Mr. Wosner was then joined by violinist Erin Keefe in the last Brahms Violin Sonata, Op. 108, the great work in D Minor. The ardor and drama of the Brahms Trio’s finale is picked up in the first movement of the complex sonata. It was a passionate and beseeching reading that melted into pure song. The Adagio was played with direct expression, pedal point and was mesmerizing.

Following intermission Mfr. Wosner played two piano gems, the Intermezzo from Op. 117 (No. 1) and the E Flat Rhapsody from Op. 119. The pianist provided the requisite power in the coda of the latter work and the playing, as Clara Schumann remarked, “combines passion and tenderness in the smallest of spaces.”

Concluding the evening was the monumental Clarinet Quintet in B Minor, Op. 115, with violinist Alexander Sitkovetsky joining Ms. Keefe, violist Mark Holloway and Mr. Eddy and Mr. Schifrin in an assured and autumnal performance. Weill’s pristine acoustics generated contrapuntal clarity and the lovely pianissimos left one tingling, and Mr. Schfrin's breath control was remarkable.

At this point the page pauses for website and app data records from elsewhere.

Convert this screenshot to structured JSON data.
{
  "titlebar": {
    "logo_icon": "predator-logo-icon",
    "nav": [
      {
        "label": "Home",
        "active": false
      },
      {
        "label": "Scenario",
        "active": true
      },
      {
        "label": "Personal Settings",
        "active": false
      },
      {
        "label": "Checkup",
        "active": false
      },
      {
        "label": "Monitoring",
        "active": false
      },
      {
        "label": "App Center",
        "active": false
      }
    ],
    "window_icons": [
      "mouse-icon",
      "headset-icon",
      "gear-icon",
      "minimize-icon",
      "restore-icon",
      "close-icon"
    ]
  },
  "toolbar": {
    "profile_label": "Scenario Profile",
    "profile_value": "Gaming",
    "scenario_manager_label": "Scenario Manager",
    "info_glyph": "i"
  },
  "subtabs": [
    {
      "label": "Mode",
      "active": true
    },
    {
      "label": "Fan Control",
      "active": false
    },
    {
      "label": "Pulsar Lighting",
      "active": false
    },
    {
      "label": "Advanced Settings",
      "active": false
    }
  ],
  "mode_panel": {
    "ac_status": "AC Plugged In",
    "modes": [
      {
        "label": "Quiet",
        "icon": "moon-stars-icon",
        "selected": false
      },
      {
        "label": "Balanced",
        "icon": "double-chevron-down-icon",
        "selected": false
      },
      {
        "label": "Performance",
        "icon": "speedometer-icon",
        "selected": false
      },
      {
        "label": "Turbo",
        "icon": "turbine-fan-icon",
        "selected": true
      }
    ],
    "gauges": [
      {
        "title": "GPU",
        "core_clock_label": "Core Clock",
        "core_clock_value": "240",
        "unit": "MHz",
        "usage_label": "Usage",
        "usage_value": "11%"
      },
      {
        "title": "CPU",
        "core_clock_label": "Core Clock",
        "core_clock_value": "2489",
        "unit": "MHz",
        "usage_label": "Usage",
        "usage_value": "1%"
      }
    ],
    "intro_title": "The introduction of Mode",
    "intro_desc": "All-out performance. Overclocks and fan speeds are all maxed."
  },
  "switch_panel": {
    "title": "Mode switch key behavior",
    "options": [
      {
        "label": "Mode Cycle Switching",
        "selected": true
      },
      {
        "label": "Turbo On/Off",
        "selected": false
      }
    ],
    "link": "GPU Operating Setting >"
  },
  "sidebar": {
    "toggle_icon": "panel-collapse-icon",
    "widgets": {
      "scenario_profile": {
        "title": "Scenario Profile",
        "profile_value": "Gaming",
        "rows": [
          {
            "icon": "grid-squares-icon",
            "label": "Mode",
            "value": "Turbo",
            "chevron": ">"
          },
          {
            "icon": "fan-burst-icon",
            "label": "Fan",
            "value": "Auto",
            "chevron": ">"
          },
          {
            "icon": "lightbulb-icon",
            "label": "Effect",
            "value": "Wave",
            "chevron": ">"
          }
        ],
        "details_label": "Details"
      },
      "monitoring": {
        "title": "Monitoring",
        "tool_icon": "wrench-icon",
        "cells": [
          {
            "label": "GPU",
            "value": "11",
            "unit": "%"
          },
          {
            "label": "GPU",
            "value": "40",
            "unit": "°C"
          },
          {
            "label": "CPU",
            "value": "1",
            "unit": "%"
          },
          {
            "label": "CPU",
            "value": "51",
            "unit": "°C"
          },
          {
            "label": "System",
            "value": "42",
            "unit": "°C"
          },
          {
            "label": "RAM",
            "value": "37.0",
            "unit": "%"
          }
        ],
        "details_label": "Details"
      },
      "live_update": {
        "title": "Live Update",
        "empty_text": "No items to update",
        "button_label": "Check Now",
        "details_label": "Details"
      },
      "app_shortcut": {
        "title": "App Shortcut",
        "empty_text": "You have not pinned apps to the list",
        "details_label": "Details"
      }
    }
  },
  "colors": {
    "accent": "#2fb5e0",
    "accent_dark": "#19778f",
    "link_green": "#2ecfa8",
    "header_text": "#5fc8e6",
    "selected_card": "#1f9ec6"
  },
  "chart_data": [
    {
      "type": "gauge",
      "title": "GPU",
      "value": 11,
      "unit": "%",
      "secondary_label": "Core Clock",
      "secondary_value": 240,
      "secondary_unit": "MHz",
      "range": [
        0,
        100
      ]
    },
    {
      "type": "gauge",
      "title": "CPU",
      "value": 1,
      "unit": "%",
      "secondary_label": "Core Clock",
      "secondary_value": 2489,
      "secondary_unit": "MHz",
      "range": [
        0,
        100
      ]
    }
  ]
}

It was visually exciting to watch the quintet’s internal communication, subtle body language and split-second music responses. This blending, contrasts, solos, duets and passionate partnering all evoked an elegant dance.

It was an evening of heavenly sounds and glorious Brahmsian beauty.